- **Activity**: Some lines in the records below may hold the word "НДФЛ"; give the number of those lines and nothing else.

- **Given entries**:

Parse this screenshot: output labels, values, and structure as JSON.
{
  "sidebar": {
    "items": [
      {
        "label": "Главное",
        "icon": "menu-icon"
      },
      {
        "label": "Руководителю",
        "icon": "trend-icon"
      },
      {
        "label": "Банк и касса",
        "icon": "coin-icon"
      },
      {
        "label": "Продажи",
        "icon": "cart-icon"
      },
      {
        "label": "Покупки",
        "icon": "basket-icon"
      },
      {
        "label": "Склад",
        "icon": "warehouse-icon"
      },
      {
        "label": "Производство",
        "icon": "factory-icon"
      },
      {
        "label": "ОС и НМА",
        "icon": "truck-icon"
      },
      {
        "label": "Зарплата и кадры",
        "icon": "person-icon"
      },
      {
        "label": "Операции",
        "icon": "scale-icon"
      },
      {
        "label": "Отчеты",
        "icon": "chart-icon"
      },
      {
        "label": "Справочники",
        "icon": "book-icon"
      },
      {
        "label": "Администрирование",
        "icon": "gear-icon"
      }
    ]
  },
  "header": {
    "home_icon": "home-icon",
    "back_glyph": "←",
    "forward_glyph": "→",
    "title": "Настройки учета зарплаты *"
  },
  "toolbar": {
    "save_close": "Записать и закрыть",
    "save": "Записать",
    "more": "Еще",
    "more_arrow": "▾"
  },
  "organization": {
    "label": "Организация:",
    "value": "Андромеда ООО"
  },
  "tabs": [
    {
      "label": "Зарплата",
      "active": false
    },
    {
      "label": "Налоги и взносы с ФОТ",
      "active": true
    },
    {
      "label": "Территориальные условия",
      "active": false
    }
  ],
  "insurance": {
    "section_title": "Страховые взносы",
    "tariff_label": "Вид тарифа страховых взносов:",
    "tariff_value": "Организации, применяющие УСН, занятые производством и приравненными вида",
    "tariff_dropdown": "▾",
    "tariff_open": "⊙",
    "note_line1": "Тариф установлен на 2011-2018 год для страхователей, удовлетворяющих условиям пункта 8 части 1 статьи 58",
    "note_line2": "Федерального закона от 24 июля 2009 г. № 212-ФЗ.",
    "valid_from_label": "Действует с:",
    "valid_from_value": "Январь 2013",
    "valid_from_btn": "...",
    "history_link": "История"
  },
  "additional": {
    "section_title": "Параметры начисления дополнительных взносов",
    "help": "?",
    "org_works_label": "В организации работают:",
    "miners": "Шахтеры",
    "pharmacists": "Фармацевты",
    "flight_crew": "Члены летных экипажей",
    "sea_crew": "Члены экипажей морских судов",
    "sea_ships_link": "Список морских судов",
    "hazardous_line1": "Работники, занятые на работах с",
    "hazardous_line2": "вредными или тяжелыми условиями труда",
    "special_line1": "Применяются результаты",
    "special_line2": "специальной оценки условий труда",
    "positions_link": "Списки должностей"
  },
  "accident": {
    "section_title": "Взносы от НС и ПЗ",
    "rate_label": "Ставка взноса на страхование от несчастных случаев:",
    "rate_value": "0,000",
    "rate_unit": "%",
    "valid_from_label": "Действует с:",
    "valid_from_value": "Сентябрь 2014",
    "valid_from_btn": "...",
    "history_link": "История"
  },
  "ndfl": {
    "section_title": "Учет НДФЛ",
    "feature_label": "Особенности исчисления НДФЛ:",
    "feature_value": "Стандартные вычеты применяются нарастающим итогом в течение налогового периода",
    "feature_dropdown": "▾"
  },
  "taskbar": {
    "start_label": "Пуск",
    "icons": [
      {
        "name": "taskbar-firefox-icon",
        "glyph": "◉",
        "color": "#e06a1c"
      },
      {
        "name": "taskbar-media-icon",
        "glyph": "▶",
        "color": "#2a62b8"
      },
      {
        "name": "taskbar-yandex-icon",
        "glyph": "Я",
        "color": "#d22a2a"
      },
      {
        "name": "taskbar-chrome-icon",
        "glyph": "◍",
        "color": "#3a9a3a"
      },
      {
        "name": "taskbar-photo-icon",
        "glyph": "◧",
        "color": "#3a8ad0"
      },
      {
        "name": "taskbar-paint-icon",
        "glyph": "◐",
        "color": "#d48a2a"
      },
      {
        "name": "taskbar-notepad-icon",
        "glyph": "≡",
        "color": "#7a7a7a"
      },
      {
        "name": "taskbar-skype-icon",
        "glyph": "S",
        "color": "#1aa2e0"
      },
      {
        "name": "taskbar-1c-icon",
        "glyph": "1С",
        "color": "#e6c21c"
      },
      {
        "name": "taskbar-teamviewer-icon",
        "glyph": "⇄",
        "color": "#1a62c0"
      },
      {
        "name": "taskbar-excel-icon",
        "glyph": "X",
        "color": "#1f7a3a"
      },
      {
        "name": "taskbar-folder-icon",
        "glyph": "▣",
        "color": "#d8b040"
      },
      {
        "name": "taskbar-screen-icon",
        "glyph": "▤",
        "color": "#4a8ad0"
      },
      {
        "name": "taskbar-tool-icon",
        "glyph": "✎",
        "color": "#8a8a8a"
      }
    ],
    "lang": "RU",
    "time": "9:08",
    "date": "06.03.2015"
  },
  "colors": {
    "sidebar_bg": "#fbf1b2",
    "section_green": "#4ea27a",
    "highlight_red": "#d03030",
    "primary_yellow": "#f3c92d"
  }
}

- **The completed task**: 2